I drew attention recently to an article on outsourcing from a law firm perspective, written by George Rudoy on 1 December on the Georgetown Law site and called To Insource or to Outsource. I suggested that it was worth reading, not simply because of George Rudoy’s position (he is Director of Global Practice Technology and Information Services at Sherman and Sterling LLP) but also because of his long-standing role in education on a discovery matters. The article focused on the factors to be weighed in deciding what work to handle in house and what to send out and, more specifically, on the technology, strategy, process and skills needed to handle each new case appropriately.
Now Debra Rozier of Integreon has picked up on the same article, agreeing generally with George Rudoy’s assessment and adding “two more cautionary notes of our own, one around technology, the other around pricing.”
Integreon’s business, of course, is the provision and management of outsourced services, including e-discovery, so their gloss on Rudoy’s article is unlikely to tend towards in-house solutions. To be fair, Integreon manages to maintain an objective viewpoint in their commentaries on the market – it is relatively easy for me to write objectively across the full range of solutions, but rather harder to do so if your business involves selling one particular approach. Integreon seems to carry it off, I suspect because its people are genuinely interested in the market as a whole.

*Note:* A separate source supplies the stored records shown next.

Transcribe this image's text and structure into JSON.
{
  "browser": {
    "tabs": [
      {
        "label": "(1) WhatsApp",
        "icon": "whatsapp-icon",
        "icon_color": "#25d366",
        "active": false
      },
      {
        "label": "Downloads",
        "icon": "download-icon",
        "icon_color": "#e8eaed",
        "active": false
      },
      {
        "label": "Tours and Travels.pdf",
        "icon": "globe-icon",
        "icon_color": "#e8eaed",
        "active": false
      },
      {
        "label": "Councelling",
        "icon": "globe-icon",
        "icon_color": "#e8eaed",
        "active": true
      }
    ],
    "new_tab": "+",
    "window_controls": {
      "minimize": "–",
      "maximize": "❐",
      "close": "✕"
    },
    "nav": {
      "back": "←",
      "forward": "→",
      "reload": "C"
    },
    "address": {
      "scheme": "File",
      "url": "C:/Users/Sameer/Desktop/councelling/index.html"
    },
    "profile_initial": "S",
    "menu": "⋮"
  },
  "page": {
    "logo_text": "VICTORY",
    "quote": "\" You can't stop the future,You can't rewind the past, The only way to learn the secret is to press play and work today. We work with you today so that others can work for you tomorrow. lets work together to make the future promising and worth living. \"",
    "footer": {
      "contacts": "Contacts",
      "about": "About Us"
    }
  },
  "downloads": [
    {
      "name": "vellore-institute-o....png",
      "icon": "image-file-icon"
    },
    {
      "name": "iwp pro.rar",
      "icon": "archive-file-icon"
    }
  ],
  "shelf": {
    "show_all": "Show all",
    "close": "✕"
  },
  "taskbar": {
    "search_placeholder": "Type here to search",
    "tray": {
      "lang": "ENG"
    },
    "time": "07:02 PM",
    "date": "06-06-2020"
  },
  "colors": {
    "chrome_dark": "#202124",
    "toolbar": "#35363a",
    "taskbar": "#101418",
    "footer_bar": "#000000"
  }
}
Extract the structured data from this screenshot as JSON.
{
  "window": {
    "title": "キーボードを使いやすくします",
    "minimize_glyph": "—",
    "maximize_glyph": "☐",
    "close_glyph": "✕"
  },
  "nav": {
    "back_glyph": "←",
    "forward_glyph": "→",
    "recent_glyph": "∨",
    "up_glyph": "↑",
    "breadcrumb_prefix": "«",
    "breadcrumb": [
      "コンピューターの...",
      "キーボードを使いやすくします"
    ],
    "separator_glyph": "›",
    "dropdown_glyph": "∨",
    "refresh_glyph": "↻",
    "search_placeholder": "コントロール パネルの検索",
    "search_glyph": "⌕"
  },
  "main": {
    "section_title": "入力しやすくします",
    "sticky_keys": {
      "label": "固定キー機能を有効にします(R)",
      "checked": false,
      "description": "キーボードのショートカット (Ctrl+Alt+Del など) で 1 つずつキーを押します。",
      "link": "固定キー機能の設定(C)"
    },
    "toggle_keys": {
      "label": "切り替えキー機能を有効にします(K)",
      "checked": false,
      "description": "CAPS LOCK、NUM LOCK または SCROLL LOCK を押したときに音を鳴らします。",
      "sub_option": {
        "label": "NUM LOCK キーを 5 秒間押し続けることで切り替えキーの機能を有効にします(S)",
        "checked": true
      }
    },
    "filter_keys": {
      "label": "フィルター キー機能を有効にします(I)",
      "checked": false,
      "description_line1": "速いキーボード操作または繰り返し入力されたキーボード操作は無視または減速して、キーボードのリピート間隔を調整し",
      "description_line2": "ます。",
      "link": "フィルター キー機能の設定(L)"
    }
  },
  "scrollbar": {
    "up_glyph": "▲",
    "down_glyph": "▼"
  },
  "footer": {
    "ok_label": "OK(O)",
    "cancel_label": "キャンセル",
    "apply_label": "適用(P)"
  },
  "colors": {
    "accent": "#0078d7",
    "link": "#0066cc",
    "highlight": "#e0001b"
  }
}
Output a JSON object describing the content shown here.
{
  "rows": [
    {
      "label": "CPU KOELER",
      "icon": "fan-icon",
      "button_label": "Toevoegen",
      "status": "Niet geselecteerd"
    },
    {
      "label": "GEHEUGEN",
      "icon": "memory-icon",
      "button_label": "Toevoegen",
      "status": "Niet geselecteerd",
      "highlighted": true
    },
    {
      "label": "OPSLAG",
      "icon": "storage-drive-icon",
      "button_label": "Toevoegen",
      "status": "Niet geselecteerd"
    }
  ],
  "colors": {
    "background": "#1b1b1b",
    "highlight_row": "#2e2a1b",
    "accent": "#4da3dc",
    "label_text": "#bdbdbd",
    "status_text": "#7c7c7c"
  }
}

Nevertheless, and inevitably, the notes of caution which Debra Rozier’s article add to George Rudoy’s piece are ones which point towards outsourcing at least part of the functions of e-discovery / e-disclosure. Factors which she identifies pointing in this direction include:
- The difficulty of estimating the return to be made on a law firm’s long-term investment in technology when they cannot anticipate either gross volumes for the year ahead or the extent to which clients will take part of the discovery process in-house.
- The expense of the upgrades which vendors release with increasing frequency and which bring in new learning requirements as well as further investment.
- The possibility that the strategy of offering clients “something extra” or” “hidden discounts” may fail, partly because the enhanced service brings with it the corollary of a new service level to meet, and partly because “clients may not realise they are receiving a discount”.
This last element – that law firms may be increasing their own risk and cost without corresponding benefit in new work or fees – comes across as a make-weight argument compared with the first two points. It would indicate a marketing failure rather than a strategic or technology one if the clients were not aware of the options being considered in respect of their work. A discount so hidden that the clients do not notice it seems fairly pointless.
One cannot blame Debra Rozier for the additional weight given to the benefits of outsourcing or, (depending on your viewpoint) the risks of not doing so. Every firm which wishes to maintain its place as offering litigation and related services must at the least weigh up the pros and cons of the different approaches to the kind of work which they wish to win. The only mistake, as I have said often, is not to think about it at all. The Rudoy and Rozier articles should be compulsory reading for anyone responsible for managing and marketing a litigation department in 2010.